▸ **Work to complete**
Go through the records below and tally the lines that include "value". Answer with the number only.

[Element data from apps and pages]

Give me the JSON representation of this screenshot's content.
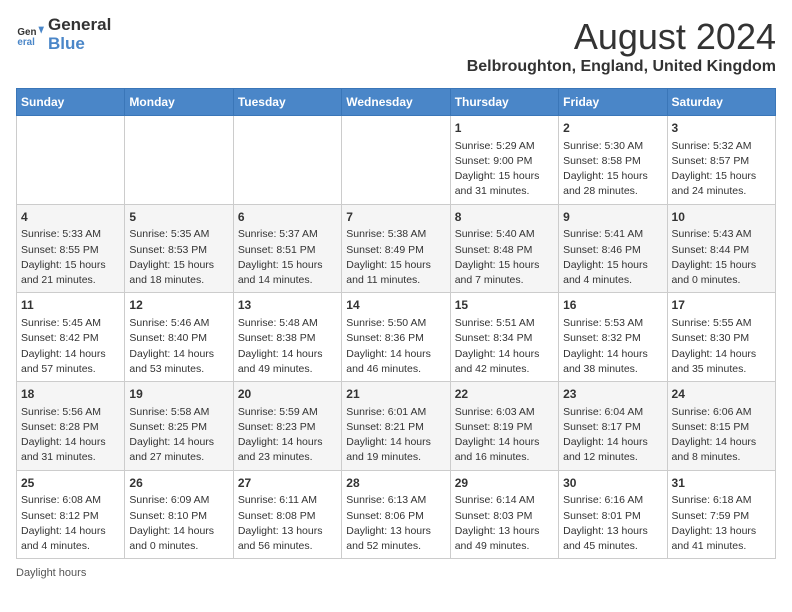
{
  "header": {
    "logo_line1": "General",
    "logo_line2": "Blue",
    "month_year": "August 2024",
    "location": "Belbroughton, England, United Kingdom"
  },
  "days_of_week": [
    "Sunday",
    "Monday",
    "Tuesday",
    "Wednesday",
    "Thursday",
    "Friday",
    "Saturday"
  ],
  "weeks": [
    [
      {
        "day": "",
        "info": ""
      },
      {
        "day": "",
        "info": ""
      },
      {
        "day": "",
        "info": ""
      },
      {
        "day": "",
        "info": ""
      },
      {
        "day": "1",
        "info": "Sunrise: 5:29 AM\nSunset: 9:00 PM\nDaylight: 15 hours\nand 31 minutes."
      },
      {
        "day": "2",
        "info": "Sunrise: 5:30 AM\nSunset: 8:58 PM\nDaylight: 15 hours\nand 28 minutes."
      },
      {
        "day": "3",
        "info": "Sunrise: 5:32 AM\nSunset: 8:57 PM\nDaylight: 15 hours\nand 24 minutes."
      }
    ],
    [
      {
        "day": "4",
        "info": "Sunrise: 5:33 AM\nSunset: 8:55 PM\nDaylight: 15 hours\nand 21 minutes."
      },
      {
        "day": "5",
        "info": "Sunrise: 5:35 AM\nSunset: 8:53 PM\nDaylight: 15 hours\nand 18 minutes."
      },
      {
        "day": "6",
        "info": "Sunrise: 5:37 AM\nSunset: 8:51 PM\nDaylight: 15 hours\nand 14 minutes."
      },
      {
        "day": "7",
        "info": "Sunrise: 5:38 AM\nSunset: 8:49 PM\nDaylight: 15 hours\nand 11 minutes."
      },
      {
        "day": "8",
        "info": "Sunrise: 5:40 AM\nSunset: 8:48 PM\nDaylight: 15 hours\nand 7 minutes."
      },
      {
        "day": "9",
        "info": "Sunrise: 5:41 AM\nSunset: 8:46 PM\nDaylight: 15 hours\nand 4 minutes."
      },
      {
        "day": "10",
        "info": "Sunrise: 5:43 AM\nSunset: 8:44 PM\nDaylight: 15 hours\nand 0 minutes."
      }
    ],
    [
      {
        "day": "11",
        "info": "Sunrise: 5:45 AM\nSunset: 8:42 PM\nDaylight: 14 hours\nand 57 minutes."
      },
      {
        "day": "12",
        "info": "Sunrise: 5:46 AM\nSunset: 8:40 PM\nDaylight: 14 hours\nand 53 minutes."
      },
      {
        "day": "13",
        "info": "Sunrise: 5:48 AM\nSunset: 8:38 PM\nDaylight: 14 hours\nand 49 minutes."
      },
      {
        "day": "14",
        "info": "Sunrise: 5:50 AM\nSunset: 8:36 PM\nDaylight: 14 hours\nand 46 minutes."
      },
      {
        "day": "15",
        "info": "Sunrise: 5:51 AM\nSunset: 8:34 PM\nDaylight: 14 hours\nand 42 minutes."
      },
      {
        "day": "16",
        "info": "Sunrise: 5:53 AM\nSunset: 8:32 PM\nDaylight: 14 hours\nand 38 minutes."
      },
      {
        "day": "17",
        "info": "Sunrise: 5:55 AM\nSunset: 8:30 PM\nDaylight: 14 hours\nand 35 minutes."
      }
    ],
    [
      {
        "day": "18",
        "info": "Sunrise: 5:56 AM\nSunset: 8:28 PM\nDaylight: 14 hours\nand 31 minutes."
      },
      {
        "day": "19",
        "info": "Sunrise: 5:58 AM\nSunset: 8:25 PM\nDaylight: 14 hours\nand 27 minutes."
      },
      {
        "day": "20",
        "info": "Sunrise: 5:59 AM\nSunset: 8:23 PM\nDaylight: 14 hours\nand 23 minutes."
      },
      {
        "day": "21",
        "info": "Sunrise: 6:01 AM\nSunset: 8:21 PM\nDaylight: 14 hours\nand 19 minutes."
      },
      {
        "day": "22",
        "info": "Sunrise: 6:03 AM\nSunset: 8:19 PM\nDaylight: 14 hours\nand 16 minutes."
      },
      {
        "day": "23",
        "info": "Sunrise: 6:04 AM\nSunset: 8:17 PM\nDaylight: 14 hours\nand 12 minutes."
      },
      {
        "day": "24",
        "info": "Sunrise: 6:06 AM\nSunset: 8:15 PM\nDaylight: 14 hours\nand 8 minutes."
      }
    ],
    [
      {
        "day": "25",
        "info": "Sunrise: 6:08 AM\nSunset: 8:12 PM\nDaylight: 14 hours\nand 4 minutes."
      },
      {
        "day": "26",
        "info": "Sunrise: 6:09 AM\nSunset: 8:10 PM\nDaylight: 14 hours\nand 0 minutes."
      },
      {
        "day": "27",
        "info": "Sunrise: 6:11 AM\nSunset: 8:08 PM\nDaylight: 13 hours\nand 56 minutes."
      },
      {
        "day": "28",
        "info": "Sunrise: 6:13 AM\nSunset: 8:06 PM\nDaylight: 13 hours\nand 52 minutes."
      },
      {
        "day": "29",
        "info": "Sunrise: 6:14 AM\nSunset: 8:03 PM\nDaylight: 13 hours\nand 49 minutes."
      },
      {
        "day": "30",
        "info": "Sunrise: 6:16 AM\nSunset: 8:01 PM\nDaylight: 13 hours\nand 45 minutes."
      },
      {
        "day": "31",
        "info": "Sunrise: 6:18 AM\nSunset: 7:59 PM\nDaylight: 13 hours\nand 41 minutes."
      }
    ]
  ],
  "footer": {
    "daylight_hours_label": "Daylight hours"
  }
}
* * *
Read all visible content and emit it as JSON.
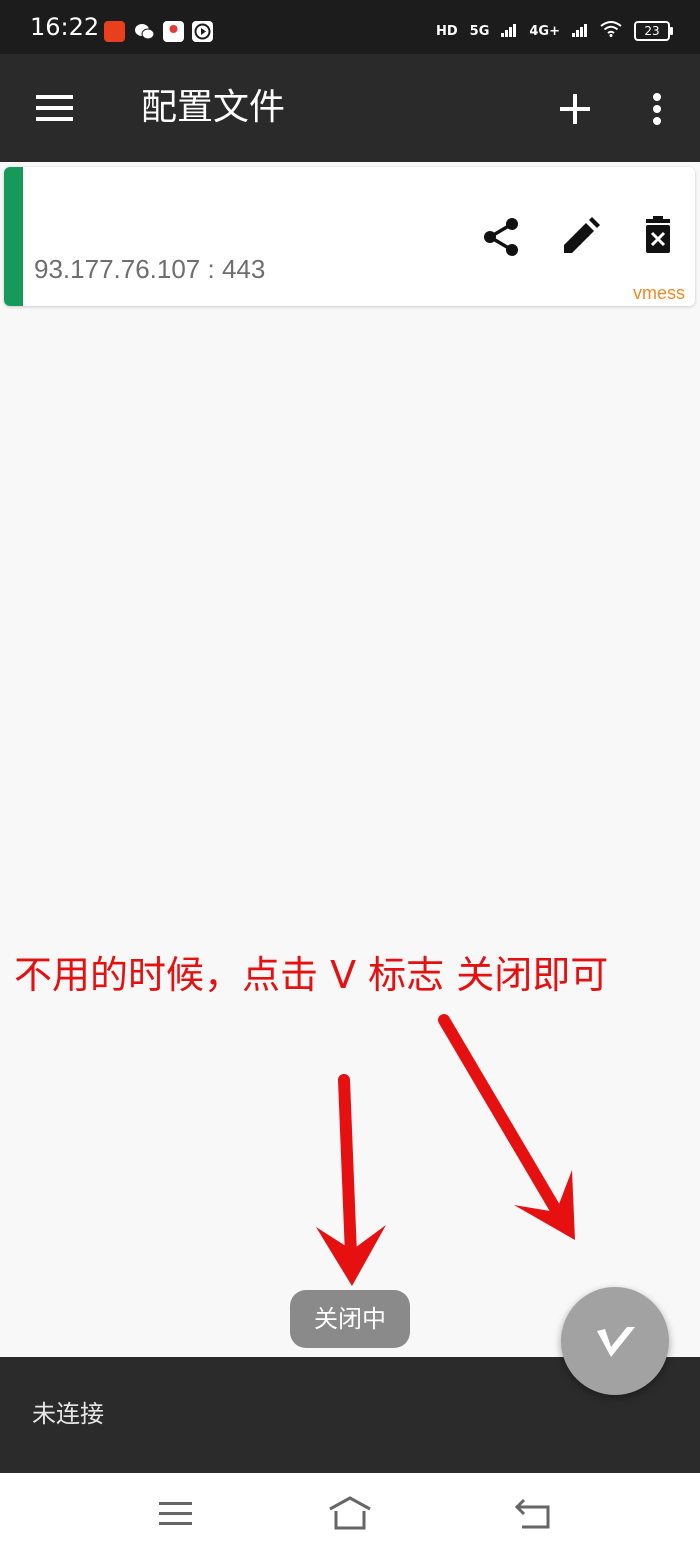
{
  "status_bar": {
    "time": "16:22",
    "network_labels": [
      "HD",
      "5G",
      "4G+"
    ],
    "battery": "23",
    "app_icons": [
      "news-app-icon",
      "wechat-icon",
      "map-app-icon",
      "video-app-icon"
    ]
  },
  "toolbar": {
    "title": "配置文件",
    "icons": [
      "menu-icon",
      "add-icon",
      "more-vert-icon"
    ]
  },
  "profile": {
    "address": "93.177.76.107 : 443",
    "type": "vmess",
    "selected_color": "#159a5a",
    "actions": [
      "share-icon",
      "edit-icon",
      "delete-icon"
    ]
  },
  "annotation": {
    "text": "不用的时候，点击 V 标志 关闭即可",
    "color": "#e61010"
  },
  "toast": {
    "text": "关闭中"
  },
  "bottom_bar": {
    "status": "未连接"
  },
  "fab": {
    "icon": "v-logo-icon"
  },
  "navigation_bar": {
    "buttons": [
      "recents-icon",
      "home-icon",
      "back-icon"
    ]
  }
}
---
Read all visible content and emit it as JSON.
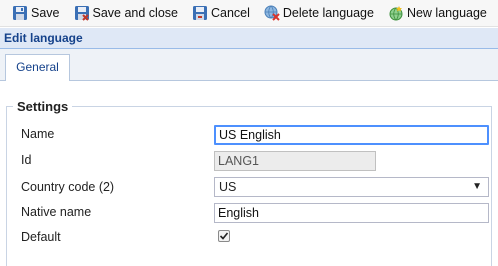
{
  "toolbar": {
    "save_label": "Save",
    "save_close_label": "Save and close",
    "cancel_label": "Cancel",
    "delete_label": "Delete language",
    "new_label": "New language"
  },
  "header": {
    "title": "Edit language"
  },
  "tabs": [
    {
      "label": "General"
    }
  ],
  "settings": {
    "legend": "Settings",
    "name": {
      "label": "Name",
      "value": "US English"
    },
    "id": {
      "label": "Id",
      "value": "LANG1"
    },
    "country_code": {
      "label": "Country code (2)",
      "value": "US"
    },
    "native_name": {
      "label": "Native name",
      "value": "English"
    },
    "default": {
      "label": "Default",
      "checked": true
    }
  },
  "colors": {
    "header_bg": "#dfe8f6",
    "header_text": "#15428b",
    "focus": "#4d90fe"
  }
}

▸ **Answer**
4